This is the Electric Playhouse’s second location, having been launched in Albuquerque, New Mexico, in early 2020, just six weeks before the pandemic hit.

“For us, Vegas just made sense,” Garrett says of the company’s westward expansion, “because we’re trying to build our own brand, and what better place to do that than the world stage in Vegas?”

There are some unique-to-the-market flourishes here, namely an outdoor balcony offering killer views of the Strip and a new twist on an old staple: the Vegas wedding.

“We see huge opportunity for weddings within this space,” Garrett says. “You want to get married in the clouds or some total fantasy thing and make it a true destination?”

In the meantime, there are more games to build, more “Light Hockey” goals to be scored.

“There’s just so many ways we can kind of continue to bridge this physical/digital realm,” Garrett says. “I feel like a kid in a candy store every day. I mean, we’re constantly like, ‘Oh, my God, we can do that?’”

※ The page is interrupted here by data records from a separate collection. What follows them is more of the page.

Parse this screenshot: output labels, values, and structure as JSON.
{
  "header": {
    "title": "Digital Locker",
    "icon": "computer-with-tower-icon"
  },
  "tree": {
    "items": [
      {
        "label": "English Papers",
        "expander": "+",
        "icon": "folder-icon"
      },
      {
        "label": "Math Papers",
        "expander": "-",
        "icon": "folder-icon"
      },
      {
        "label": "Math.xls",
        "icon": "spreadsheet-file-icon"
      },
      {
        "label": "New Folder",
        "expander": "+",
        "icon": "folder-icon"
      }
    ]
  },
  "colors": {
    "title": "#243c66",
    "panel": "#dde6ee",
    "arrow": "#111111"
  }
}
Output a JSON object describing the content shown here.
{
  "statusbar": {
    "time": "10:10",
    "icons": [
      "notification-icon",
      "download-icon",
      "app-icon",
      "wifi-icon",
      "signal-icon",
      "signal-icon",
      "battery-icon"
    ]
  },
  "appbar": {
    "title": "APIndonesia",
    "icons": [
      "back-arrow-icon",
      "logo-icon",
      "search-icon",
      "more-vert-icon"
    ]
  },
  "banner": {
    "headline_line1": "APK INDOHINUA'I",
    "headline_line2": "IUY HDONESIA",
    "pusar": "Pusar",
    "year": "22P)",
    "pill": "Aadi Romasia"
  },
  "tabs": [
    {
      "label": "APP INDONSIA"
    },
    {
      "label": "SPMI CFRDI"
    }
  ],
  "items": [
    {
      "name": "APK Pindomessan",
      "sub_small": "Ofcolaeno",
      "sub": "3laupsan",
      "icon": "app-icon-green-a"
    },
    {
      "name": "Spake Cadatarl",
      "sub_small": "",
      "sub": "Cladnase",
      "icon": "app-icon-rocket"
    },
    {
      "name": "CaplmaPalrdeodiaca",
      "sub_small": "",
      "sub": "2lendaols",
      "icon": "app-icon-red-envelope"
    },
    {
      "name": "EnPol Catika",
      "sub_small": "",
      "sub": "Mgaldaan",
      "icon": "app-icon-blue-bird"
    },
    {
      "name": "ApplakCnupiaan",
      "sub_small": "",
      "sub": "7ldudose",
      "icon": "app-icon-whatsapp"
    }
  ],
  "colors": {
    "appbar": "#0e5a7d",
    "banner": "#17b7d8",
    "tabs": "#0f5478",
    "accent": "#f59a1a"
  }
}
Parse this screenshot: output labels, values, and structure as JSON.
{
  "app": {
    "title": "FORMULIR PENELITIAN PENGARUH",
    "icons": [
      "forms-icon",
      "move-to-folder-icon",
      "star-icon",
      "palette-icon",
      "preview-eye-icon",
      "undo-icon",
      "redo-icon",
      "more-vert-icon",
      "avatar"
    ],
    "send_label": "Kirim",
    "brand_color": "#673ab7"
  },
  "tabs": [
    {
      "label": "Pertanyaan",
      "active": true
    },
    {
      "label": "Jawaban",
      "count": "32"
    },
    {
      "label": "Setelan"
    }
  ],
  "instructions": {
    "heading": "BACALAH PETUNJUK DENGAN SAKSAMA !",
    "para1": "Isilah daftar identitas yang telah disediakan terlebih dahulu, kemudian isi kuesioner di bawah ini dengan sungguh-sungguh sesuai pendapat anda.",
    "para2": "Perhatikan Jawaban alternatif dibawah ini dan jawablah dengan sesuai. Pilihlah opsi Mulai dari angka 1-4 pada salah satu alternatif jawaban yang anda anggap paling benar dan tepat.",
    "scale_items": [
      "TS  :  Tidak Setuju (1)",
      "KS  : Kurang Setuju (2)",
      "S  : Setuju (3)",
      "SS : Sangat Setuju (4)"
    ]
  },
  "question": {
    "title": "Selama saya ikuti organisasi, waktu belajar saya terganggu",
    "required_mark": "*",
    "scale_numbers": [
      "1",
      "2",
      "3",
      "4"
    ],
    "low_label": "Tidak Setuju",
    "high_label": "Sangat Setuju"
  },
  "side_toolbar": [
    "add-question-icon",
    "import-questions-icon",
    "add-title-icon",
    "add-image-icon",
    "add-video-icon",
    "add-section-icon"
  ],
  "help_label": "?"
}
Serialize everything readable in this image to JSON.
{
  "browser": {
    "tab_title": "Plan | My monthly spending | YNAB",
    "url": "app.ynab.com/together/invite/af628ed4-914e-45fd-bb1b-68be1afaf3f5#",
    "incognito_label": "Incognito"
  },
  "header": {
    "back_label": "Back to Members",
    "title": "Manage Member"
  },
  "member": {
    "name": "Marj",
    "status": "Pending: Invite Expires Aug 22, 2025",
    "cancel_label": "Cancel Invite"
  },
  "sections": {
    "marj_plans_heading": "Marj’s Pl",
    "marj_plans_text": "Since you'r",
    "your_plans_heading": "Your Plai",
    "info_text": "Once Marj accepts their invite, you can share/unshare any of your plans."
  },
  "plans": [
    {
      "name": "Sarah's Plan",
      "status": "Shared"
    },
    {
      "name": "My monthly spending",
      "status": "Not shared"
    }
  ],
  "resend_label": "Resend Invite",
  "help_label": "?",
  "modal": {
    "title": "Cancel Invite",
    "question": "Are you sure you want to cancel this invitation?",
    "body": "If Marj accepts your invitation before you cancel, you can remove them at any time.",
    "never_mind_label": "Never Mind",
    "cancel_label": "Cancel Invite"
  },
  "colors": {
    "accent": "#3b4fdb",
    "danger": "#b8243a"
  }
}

Contact Jason Bracelin at jbracelin@reviewjournal.com or 702-383-0476. Follow @jbracelin76 on Instagram.

Don't miss the big stories. Like us on Facebook.
THE LATEST
Richard Simmons dies at 76

TMZ first reported the news of the fitness personality’s death, with ABC News and other news outlets confirming the report.

Dr. Ruth Westheimer, pioneering sex therapist, dies at 96

Dr. Ruth Westheimer, the diminutive sex therapist who became a pop icon and best-selling author through her frank talk about once-taboo bedroom topics, has died.